• Is $sen(x)$ meant to be $\sin(x)$? Also, lol at the duplicate... – Sharkos May 29 '13 at 14:53
• @Sharkos Yes, it's used in another language for $\sin$ – Namaste May 29 '13 at 14:57
• @amWhy Since the other question has no answer, should this be closed as duplicate? I noticed that only 1 vote is cast, under "not constructive". – Calvin Lin May 29 '13 at 15:18
• @Calvin Lin: I think the other question shows a LOT of effort that this post lacks. I posted the duplicate comment long before the answers. I wish those who answered here would have taken the time to answer the question that showed effort, and not this post, if only answering one of the two. – Namaste May 29 '13 at 15:21

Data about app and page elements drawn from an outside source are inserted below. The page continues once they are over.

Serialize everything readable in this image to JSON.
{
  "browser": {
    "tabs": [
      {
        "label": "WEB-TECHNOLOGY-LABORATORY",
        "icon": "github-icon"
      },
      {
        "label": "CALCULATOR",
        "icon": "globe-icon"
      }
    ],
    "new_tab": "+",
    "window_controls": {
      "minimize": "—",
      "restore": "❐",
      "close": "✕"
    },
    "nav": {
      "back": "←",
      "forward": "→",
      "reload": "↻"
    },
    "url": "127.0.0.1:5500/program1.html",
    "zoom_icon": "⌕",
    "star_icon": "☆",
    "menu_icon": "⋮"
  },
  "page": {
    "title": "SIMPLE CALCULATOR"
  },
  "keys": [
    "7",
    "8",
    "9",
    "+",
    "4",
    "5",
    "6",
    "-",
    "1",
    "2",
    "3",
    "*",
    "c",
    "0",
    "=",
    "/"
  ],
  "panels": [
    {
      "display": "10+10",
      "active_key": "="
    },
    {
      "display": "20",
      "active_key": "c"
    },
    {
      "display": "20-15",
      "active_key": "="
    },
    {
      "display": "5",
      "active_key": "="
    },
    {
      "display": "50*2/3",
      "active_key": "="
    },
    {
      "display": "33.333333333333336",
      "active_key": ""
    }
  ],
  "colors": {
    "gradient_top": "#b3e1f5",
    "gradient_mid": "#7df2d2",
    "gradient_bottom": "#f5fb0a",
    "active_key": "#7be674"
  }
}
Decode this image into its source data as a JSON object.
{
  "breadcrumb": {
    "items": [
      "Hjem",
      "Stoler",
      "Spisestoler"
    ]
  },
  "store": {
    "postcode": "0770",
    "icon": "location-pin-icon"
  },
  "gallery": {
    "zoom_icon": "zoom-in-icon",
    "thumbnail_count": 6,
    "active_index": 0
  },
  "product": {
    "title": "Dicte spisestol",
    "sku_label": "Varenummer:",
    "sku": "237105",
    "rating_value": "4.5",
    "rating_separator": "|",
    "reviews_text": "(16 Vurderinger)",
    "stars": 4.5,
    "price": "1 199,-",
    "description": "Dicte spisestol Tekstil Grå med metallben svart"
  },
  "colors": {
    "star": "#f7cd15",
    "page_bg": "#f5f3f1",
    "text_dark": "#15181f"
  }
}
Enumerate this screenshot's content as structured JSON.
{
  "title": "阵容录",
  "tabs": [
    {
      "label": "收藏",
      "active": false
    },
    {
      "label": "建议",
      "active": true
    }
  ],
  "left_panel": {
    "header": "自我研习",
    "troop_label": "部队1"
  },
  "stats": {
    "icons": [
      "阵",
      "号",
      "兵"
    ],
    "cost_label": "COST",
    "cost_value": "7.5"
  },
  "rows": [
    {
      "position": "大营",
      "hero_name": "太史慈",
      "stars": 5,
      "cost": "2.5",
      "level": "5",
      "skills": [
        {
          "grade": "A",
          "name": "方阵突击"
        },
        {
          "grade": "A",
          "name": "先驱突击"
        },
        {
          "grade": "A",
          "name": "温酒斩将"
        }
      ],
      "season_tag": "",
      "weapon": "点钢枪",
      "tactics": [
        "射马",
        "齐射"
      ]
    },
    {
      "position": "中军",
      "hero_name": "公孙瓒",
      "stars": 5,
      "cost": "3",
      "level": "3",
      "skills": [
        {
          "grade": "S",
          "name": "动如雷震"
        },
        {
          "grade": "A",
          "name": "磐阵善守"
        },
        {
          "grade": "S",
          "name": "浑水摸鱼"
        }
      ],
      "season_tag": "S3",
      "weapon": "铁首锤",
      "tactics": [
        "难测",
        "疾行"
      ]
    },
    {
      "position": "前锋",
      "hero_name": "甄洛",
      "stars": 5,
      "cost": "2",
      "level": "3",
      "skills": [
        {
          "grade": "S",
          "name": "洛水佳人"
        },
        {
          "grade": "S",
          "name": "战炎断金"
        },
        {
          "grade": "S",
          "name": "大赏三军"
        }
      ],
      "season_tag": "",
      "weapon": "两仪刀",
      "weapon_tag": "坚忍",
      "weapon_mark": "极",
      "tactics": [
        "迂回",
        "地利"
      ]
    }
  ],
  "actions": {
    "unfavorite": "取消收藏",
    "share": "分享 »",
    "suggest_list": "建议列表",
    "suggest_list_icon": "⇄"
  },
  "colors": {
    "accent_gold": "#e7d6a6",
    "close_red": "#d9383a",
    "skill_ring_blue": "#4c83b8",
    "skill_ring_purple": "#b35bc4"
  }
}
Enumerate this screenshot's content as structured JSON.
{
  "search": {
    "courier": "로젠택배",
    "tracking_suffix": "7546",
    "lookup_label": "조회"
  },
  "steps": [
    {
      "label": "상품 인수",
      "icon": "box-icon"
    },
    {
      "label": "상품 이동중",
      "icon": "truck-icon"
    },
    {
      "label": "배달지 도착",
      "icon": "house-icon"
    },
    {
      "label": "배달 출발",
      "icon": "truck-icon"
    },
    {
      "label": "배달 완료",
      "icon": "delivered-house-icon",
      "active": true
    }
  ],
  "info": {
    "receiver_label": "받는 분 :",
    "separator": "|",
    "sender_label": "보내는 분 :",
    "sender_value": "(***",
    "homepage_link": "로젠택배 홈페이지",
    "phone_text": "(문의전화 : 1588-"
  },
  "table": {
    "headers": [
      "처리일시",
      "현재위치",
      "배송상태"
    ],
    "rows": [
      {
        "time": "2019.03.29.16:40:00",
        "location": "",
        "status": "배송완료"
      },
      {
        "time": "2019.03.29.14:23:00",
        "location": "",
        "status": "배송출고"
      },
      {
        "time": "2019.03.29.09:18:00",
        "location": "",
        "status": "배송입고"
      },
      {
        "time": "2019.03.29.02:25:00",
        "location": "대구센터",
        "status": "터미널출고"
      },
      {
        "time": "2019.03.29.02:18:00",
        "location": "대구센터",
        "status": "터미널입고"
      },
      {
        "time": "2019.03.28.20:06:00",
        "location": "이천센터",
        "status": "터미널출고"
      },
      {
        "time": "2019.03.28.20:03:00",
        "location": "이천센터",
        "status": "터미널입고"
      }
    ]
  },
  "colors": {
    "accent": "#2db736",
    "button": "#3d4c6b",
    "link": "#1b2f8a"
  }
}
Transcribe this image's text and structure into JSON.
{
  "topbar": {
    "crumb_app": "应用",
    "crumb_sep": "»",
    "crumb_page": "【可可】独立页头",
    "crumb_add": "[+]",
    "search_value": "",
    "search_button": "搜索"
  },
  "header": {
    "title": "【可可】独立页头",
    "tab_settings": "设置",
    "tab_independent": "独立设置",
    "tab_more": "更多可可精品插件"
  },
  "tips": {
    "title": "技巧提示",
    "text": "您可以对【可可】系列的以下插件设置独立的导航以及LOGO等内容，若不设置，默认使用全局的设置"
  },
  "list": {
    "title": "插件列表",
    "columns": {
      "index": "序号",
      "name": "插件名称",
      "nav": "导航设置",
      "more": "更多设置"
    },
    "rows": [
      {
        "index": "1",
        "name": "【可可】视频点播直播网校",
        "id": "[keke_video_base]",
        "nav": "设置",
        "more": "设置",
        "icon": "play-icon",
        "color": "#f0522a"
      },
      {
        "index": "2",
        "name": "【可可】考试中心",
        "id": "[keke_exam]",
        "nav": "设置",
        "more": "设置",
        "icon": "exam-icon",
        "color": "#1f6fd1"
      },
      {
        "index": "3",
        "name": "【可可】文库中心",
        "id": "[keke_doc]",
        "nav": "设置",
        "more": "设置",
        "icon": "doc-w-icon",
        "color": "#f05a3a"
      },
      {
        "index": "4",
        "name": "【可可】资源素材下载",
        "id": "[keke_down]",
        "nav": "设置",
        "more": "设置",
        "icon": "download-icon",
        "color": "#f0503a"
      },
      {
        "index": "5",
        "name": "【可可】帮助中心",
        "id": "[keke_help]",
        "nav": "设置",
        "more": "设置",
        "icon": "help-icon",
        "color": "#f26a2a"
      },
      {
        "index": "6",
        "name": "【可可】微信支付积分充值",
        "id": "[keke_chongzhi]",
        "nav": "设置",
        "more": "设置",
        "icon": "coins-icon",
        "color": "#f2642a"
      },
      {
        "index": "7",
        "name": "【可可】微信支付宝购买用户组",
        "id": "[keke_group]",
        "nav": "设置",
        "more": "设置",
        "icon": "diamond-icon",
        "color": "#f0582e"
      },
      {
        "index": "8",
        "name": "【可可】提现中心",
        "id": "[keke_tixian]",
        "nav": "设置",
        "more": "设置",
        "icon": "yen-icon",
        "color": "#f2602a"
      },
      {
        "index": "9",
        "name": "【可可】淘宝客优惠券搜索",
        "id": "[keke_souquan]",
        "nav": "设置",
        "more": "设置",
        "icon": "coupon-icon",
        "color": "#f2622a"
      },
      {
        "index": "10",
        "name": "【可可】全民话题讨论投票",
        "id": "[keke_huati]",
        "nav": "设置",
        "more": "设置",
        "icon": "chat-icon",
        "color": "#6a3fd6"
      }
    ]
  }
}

I don't know the method you mention, but notice that you can differentiate twice to get $$\phi''(x)=-\sin x-4\lambda\int_0^\pi dy\ \phi(y)\cos(2x+y),$$ so that $$\phi''(x)+4\phi(x)=3\sin x.$$ This is easily solved as $$\phi(x)=\sin x+A\cos(2x)+B\sin(2x)$$ with constants of integration $A$ and $B$. Now plug $\phi$ back in to the integral and solve for $A$ and $B$ in terms of $\lambda$. I get $$A=\frac{6\pi\lambda^2}{8\lambda^2-9}\qquad{\rm and}\qquad B=\frac{9\pi\lambda}{2(8\lambda^2-9)}.$$

• Not this method but thanks anyway :) – Deiota May 29 '13 at 15:31

Hint: expand out $\cos(2x+y)$, and you see that the right side will always be a linear combination of $\sin(x)$, $\cos(2x)$ and $\sin(2x)$. So the left side...